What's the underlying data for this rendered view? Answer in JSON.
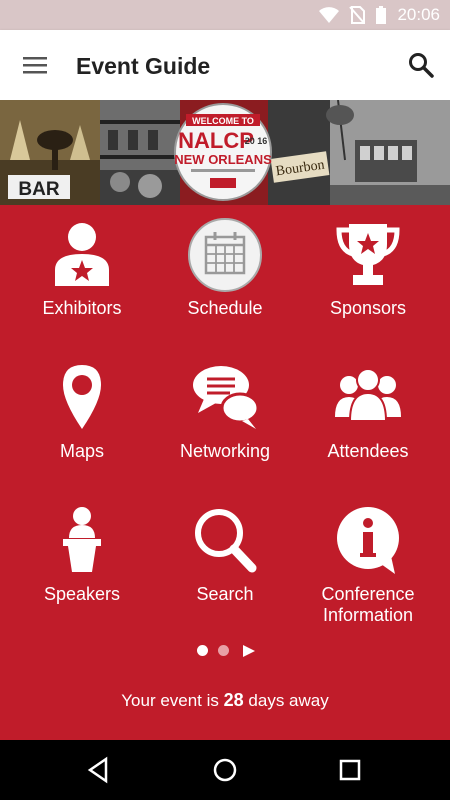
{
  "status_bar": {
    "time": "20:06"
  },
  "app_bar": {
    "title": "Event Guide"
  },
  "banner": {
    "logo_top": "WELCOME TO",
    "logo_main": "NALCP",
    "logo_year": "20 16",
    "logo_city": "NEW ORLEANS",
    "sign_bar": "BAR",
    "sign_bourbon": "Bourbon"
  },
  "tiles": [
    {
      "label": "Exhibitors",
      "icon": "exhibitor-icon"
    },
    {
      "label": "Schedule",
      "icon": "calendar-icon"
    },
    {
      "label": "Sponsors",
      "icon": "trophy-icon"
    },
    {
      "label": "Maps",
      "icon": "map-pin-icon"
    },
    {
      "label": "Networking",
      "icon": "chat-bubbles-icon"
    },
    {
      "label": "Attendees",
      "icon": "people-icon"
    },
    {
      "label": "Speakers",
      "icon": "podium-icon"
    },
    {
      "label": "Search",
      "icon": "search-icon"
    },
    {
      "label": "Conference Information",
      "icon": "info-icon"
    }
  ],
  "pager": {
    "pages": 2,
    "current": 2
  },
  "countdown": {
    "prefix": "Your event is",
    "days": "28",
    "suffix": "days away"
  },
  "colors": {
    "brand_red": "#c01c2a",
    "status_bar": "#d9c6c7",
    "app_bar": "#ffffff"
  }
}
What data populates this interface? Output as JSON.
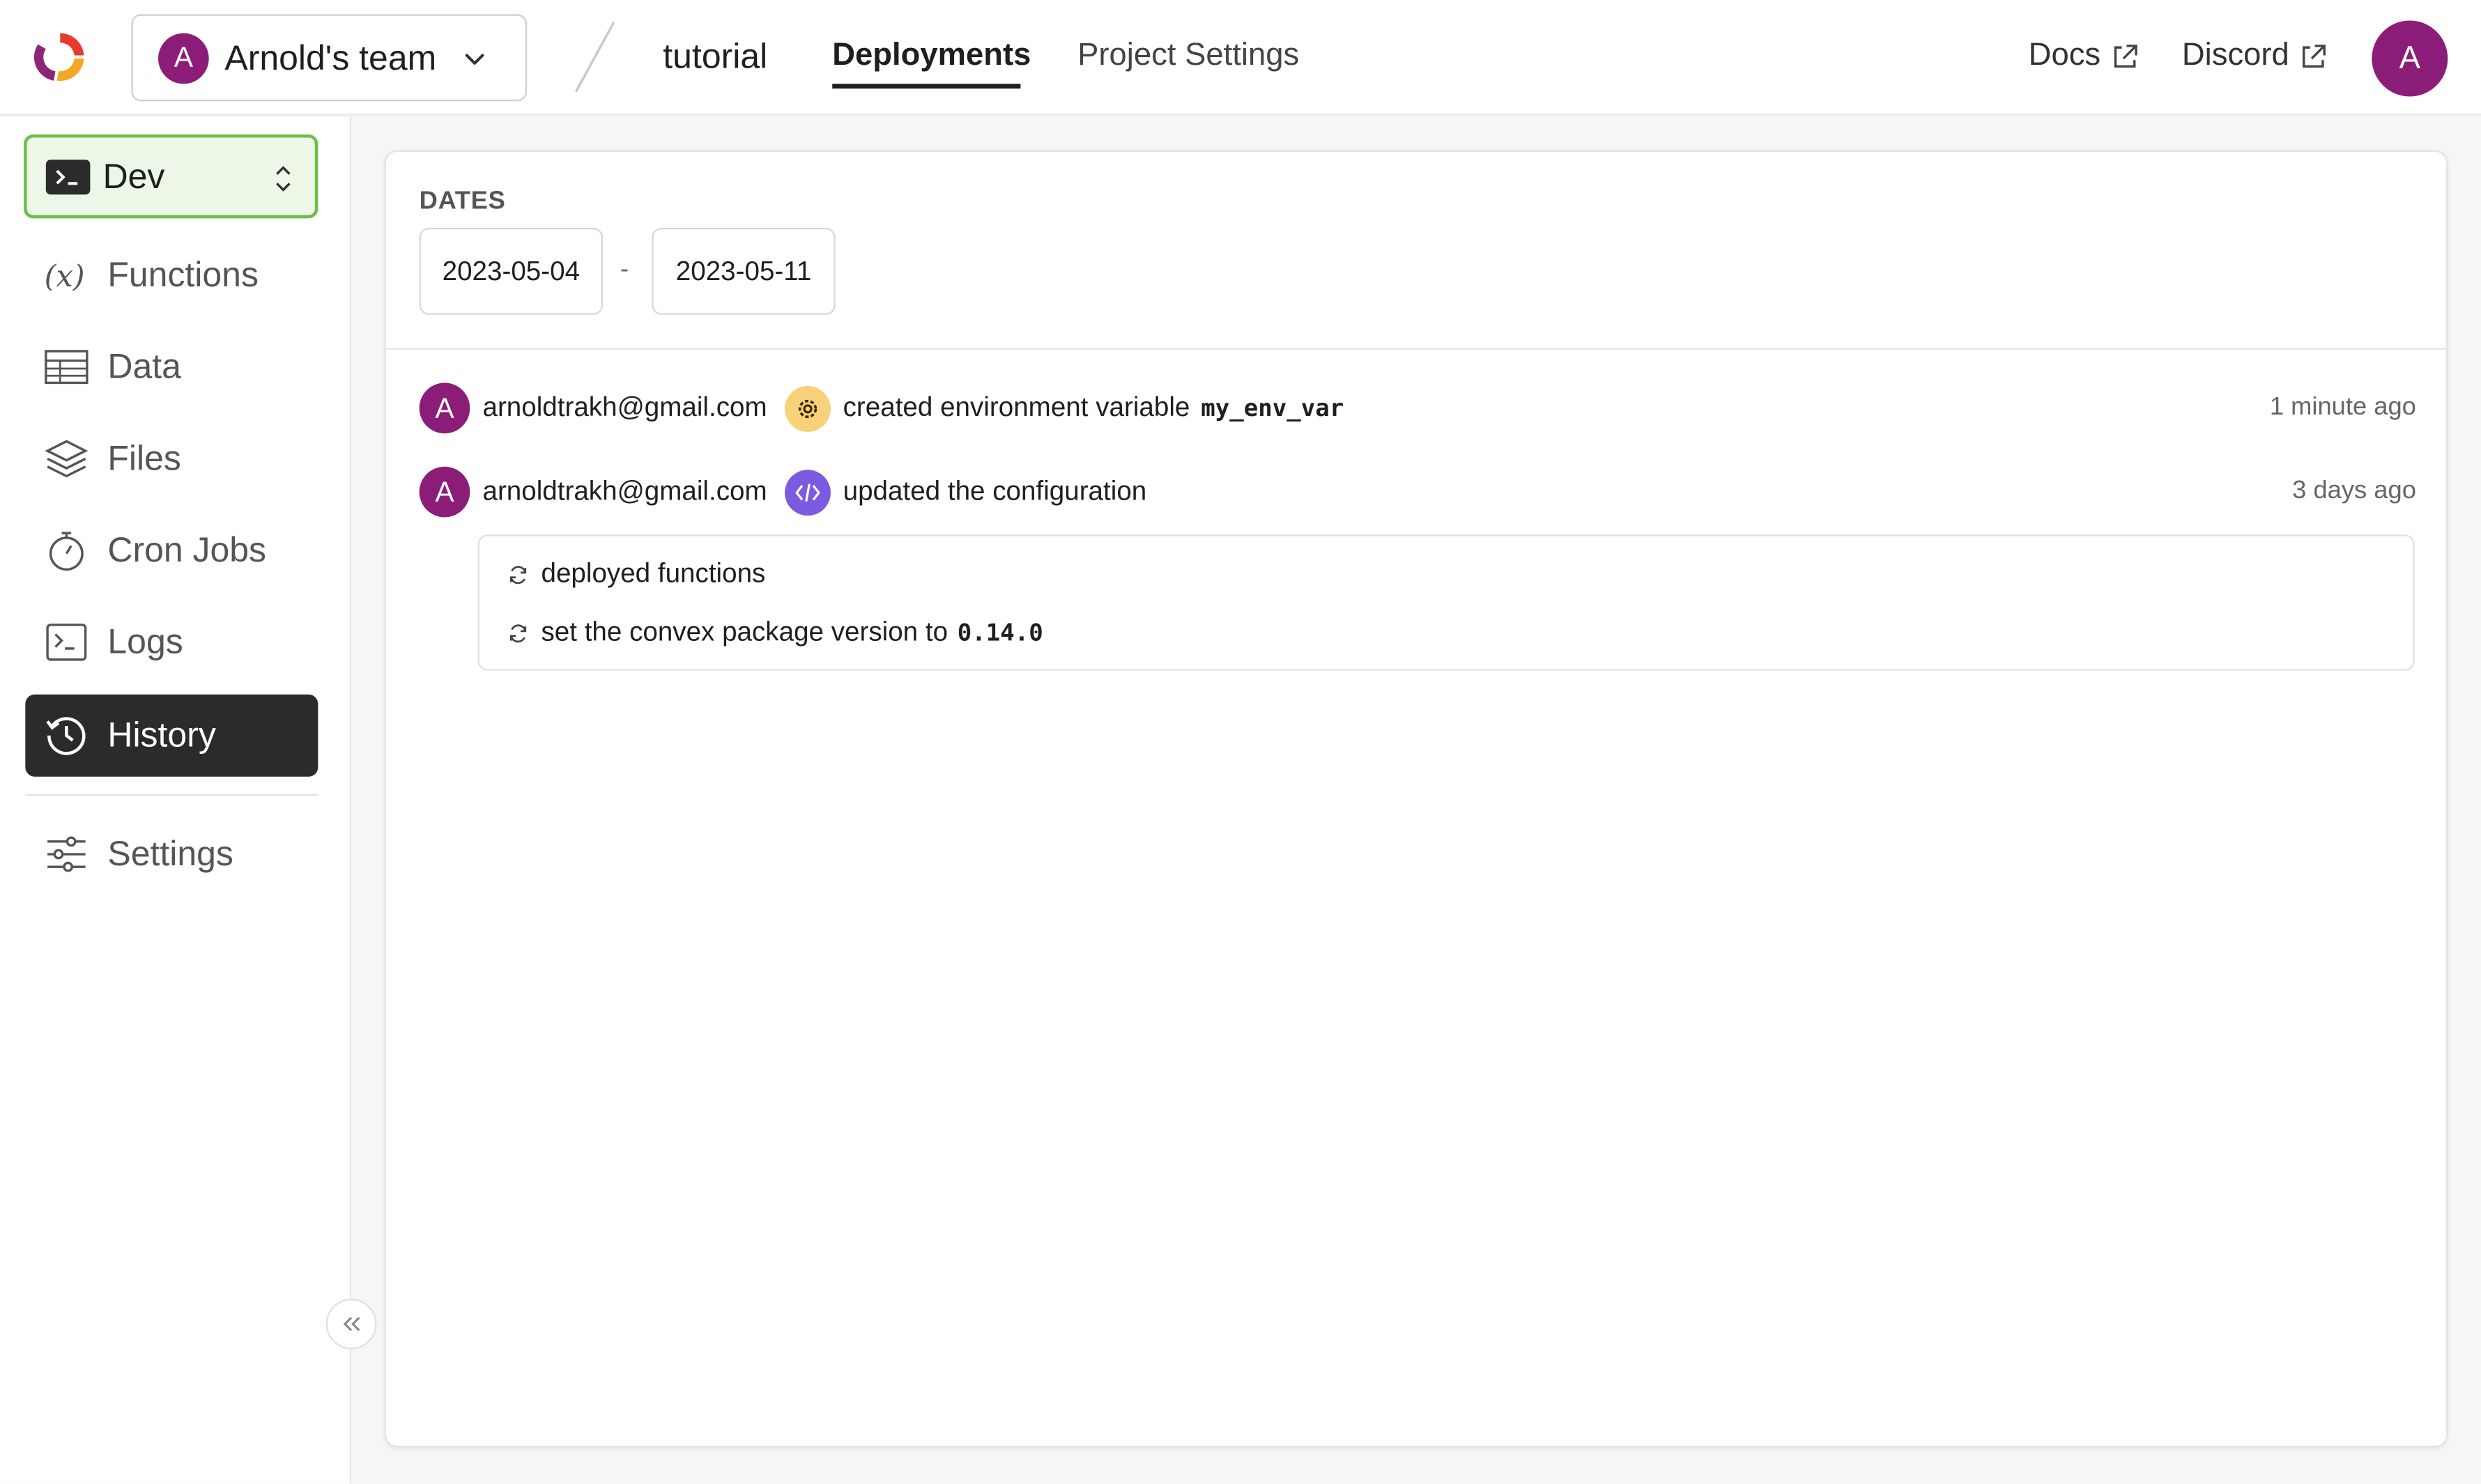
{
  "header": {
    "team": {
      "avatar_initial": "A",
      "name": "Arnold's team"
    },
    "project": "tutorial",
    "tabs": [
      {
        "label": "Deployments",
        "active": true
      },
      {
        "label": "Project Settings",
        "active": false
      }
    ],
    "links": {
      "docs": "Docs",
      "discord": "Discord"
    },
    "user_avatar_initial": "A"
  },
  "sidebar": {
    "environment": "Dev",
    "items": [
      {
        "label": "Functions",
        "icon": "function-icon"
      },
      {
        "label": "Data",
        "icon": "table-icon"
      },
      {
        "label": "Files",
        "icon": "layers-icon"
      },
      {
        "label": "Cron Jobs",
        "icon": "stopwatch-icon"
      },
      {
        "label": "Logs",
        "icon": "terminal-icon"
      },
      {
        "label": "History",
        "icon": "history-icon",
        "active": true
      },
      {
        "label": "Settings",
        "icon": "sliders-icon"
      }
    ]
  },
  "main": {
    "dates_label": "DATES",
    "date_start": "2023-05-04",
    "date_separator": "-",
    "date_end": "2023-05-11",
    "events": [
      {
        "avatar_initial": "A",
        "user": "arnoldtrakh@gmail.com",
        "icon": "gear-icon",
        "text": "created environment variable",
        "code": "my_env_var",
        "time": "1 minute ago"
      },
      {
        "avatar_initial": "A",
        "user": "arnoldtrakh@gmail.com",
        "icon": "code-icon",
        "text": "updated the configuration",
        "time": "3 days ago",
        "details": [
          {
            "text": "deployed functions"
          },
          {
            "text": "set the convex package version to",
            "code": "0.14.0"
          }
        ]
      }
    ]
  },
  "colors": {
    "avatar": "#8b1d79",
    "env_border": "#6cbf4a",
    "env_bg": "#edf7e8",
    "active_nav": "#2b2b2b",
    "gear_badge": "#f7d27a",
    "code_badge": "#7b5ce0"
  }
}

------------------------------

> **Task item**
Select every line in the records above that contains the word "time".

> **Written answer**
    "time": "20:06"
        "time": "1 minute ago"
        "time": "3 days ago",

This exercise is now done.